■ About this task
Every record that follows should be written out word for word; the pictures stay out.
(Given records Opens)
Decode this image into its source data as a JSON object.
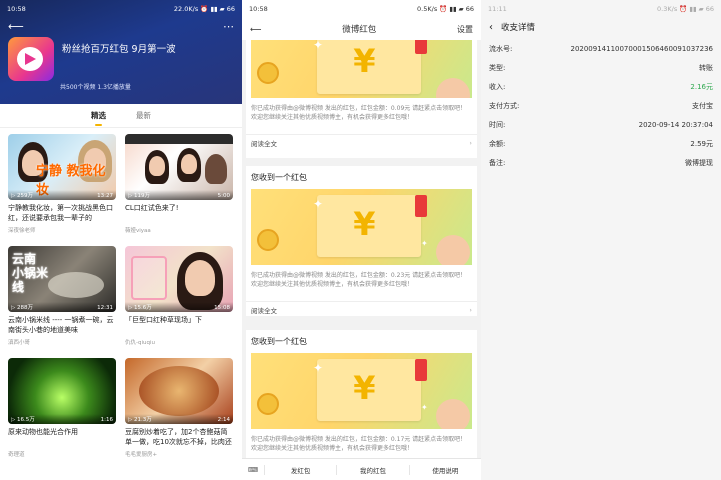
{
  "panel1": {
    "status": {
      "time": "10:58",
      "right": "22.0K/s ⏰ ▮▮ ▰ 66"
    },
    "menu_icon": "more-icon",
    "title": "粉丝抢百万红包 9月第一波",
    "stats": "共500个视频   1.3亿播放量",
    "tabs": [
      "精选",
      "最新"
    ],
    "cards": [
      {
        "plays": "▷ 259万",
        "duration": "13:27",
        "title": "宁静教我化妆，第一次挑战黑色口红，还说要承包我一辈子的",
        "author": "深夜徐老师",
        "thumb_text": "宁静 教我化妆"
      },
      {
        "plays": "▷ 119万",
        "duration": "5:00",
        "title": "CL口红试色来了!",
        "author": "薇娅viyaa",
        "thumb_text": ""
      },
      {
        "plays": "▷ 288万",
        "duration": "12:31",
        "title": "云南小锅米线 ---- 一锅煮一碗，云南街头小巷的地道美味",
        "author": "滇西小哥",
        "thumb_text": "云南 小锅米线"
      },
      {
        "plays": "▷ 15.6万",
        "duration": "15:08",
        "title": "「巨型口红种草现场」下",
        "author": "仇仇-qiuqiu",
        "thumb_text": ""
      },
      {
        "plays": "▷ 16.5万",
        "duration": "1:16",
        "title": "原来动物也能光合作用",
        "author": "奇理道",
        "thumb_text": ""
      },
      {
        "plays": "▷ 21.3万",
        "duration": "2:14",
        "title": "豆腐别炒着吃了，加2个杏鲍菇简单一做，吃10次就忘不掉，比肉还",
        "author": "毛毛爱厨房+",
        "thumb_text": ""
      }
    ]
  },
  "panel2": {
    "status": {
      "time": "10:58",
      "right": "0.5K/s ⏰ ▮▮ ▰ 66"
    },
    "title": "微博红包",
    "settings": "设置",
    "card_header": "您收到一个红包",
    "cards": [
      {
        "text": "你已成功获得由@微博视频 发出的红包，红包金额：0.09元 请赶紧点击领取吧！欢迎您继续关注其他优质视频博主，有机会获得更多红包哦！",
        "link": "阅读全文"
      },
      {
        "text": "你已成功获得由@微博视频 发出的红包，红包金额：0.23元 请赶紧点击领取吧！欢迎您继续关注其他优质视频博主，有机会获得更多红包哦！",
        "link": "阅读全文"
      },
      {
        "text": "你已成功获得由@微博视频 发出的红包，红包金额：0.17元 请赶紧点击领取吧！欢迎您继续关注其他优质视频博主，有机会获得更多红包哦！",
        "link": "阅读全文"
      }
    ],
    "bottom": {
      "keyboard_icon": "keyboard-icon",
      "items": [
        "发红包",
        "我的红包",
        "使用说明"
      ]
    }
  },
  "panel3": {
    "status": {
      "time": "11:11",
      "right": "0.3K/s ⏰ ▮▮ ▰ 66"
    },
    "title": "收支详情",
    "rows": [
      {
        "label": "流水号:",
        "value": "20200914110070001506460091037236"
      },
      {
        "label": "类型:",
        "value": "转账"
      },
      {
        "label": "收入:",
        "value": "2.16元"
      },
      {
        "label": "支付方式:",
        "value": "支付宝"
      },
      {
        "label": "时间:",
        "value": "2020-09-14 20:37:04"
      },
      {
        "label": "余额:",
        "value": "2.59元"
      },
      {
        "label": "备注:",
        "value": "微博提现"
      }
    ],
    "income_color": "#2fa84f"
  }
}
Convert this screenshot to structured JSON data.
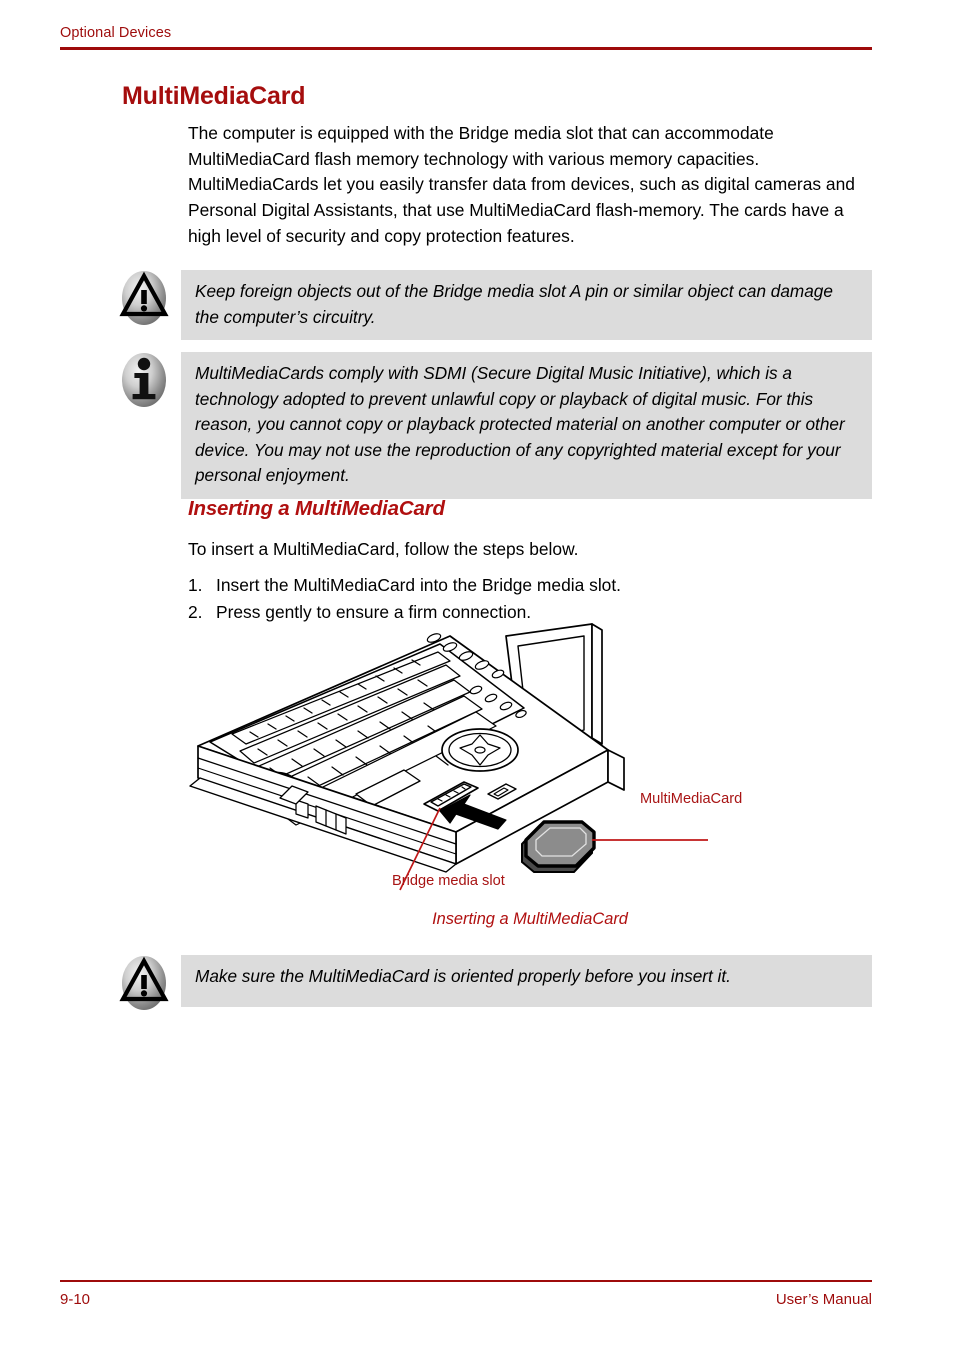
{
  "header": {
    "running_head": "Optional Devices",
    "rule_color": "#9E0B0B"
  },
  "heading": {
    "title": "MultiMediaCard",
    "color": "#A50D0D"
  },
  "intro": {
    "paragraph": "The computer is equipped with the Bridge media slot that can accommodate MultiMediaCard flash memory technology with various memory capacities. MultiMediaCards let you easily transfer data from devices, such as digital cameras and Personal Digital Assistants, that use MultiMediaCard flash-memory. The cards have a high level of security and copy protection features."
  },
  "callouts": {
    "caution_slot": {
      "icon": "warning-triangle-icon",
      "text": "Keep foreign objects out of the Bridge media slot A pin or similar object can damage the computer’s circuitry.",
      "background": "#DCDCDC"
    },
    "note_sdmi": {
      "icon": "info-i-icon",
      "text": "MultiMediaCards comply with SDMI (Secure Digital Music Initiative), which is a technology adopted to prevent unlawful copy or playback of digital music. For this reason, you cannot copy or playback protected material on another computer or other device. You may not use the reproduction of any copyrighted material except for your personal enjoyment.",
      "background": "#DCDCDC"
    },
    "caution_orientation": {
      "icon": "warning-triangle-icon",
      "text": "Make sure the MultiMediaCard is oriented properly before you insert it.",
      "background": "#DCDCDC"
    }
  },
  "subsection": {
    "title": "Inserting a MultiMediaCard",
    "lead": "To insert a MultiMediaCard, follow the steps below.",
    "steps": [
      {
        "num": "1.",
        "text": "Insert the MultiMediaCard into the Bridge media slot."
      },
      {
        "num": "2.",
        "text": "Press gently to ensure a firm connection."
      }
    ]
  },
  "figure": {
    "caption": "Inserting a MultiMediaCard",
    "labels": {
      "card": "MultiMediaCard",
      "slot": "Bridge media slot"
    },
    "leader_color": "#C01818",
    "card_fill": "#8C8C8C",
    "alt": "Line drawing of a notebook computer with a MultiMediaCard being inserted into the Bridge media slot"
  },
  "footer": {
    "page_number": "9-10",
    "manual_label": "User’s Manual",
    "color": "#9E0B0B"
  }
}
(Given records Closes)
■ Response to this task
Decode this image into its source data as a JSON object.
{
  "panel1": {
    "status": {
      "time": "10:58",
      "right": "22.0K/s ⏰ ▮▮ ▰ 66"
    },
    "menu_icon": "more-icon",
    "title": "粉丝抢百万红包 9月第一波",
    "stats": "共500个视频   1.3亿播放量",
    "tabs": [
      "精选",
      "最新"
    ],
    "cards": [
      {
        "plays": "▷ 259万",
        "duration": "13:27",
        "title": "宁静教我化妆，第一次挑战黑色口红，还说要承包我一辈子的",
        "author": "深夜徐老师",
        "thumb_text": "宁静 教我化妆"
      },
      {
        "plays": "▷ 119万",
        "duration": "5:00",
        "title": "CL口红试色来了!",
        "author": "薇娅viyaa",
        "thumb_text": ""
      },
      {
        "plays": "▷ 288万",
        "duration": "12:31",
        "title": "云南小锅米线 ---- 一锅煮一碗，云南街头小巷的地道美味",
        "author": "滇西小哥",
        "thumb_text": "云南 小锅米线"
      },
      {
        "plays": "▷ 15.6万",
        "duration": "15:08",
        "title": "「巨型口红种草现场」下",
        "author": "仇仇-qiuqiu",
        "thumb_text": ""
      },
      {
        "plays": "▷ 16.5万",
        "duration": "1:16",
        "title": "原来动物也能光合作用",
        "author": "奇理道",
        "thumb_text": ""
      },
      {
        "plays": "▷ 21.3万",
        "duration": "2:14",
        "title": "豆腐别炒着吃了，加2个杏鲍菇简单一做，吃10次就忘不掉，比肉还",
        "author": "毛毛爱厨房+",
        "thumb_text": ""
      }
    ]
  },
  "panel2": {
    "status": {
      "time": "10:58",
      "right": "0.5K/s ⏰ ▮▮ ▰ 66"
    },
    "title": "微博红包",
    "settings": "设置",
    "card_header": "您收到一个红包",
    "cards": [
      {
        "text": "你已成功获得由@微博视频 发出的红包，红包金额：0.09元 请赶紧点击领取吧！欢迎您继续关注其他优质视频博主，有机会获得更多红包哦！",
        "link": "阅读全文"
      },
      {
        "text": "你已成功获得由@微博视频 发出的红包，红包金额：0.23元 请赶紧点击领取吧！欢迎您继续关注其他优质视频博主，有机会获得更多红包哦！",
        "link": "阅读全文"
      },
      {
        "text": "你已成功获得由@微博视频 发出的红包，红包金额：0.17元 请赶紧点击领取吧！欢迎您继续关注其他优质视频博主，有机会获得更多红包哦！",
        "link": "阅读全文"
      }
    ],
    "bottom": {
      "keyboard_icon": "keyboard-icon",
      "items": [
        "发红包",
        "我的红包",
        "使用说明"
      ]
    }
  },
  "panel3": {
    "status": {
      "time": "11:11",
      "right": "0.3K/s ⏰ ▮▮ ▰ 66"
    },
    "title": "收支详情",
    "rows": [
      {
        "label": "流水号:",
        "value": "20200914110070001506460091037236"
      },
      {
        "label": "类型:",
        "value": "转账"
      },
      {
        "label": "收入:",
        "value": "2.16元"
      },
      {
        "label": "支付方式:",
        "value": "支付宝"
      },
      {
        "label": "时间:",
        "value": "2020-09-14 20:37:04"
      },
      {
        "label": "余额:",
        "value": "2.59元"
      },
      {
        "label": "备注:",
        "value": "微博提现"
      }
    ],
    "income_color": "#2fa84f"
  }
}
Convert this screenshot to structured JSON data.
{
  "header": {
    "running_head": "Optional Devices",
    "rule_color": "#9E0B0B"
  },
  "heading": {
    "title": "MultiMediaCard",
    "color": "#A50D0D"
  },
  "intro": {
    "paragraph": "The computer is equipped with the Bridge media slot that can accommodate MultiMediaCard flash memory technology with various memory capacities. MultiMediaCards let you easily transfer data from devices, such as digital cameras and Personal Digital Assistants, that use MultiMediaCard flash-memory. The cards have a high level of security and copy protection features."
  },
  "callouts": {
    "caution_slot": {
      "icon": "warning-triangle-icon",
      "text": "Keep foreign objects out of the Bridge media slot A pin or similar object can damage the computer’s circuitry.",
      "background": "#DCDCDC"
    },
    "note_sdmi": {
      "icon": "info-i-icon",
      "text": "MultiMediaCards comply with SDMI (Secure Digital Music Initiative), which is a technology adopted to prevent unlawful copy or playback of digital music. For this reason, you cannot copy or playback protected material on another computer or other device. You may not use the reproduction of any copyrighted material except for your personal enjoyment.",
      "background": "#DCDCDC"
    },
    "caution_orientation": {
      "icon": "warning-triangle-icon",
      "text": "Make sure the MultiMediaCard is oriented properly before you insert it.",
      "background": "#DCDCDC"
    }
  },
  "subsection": {
    "title": "Inserting a MultiMediaCard",
    "lead": "To insert a MultiMediaCard, follow the steps below.",
    "steps": [
      {
        "num": "1.",
        "text": "Insert the MultiMediaCard into the Bridge media slot."
      },
      {
        "num": "2.",
        "text": "Press gently to ensure a firm connection."
      }
    ]
  },
  "figure": {
    "caption": "Inserting a MultiMediaCard",
    "labels": {
      "card": "MultiMediaCard",
      "slot": "Bridge media slot"
    },
    "leader_color": "#C01818",
    "card_fill": "#8C8C8C",
    "alt": "Line drawing of a notebook computer with a MultiMediaCard being inserted into the Bridge media slot"
  },
  "footer": {
    "page_number": "9-10",
    "manual_label": "User’s Manual",
    "color": "#9E0B0B"
  }
}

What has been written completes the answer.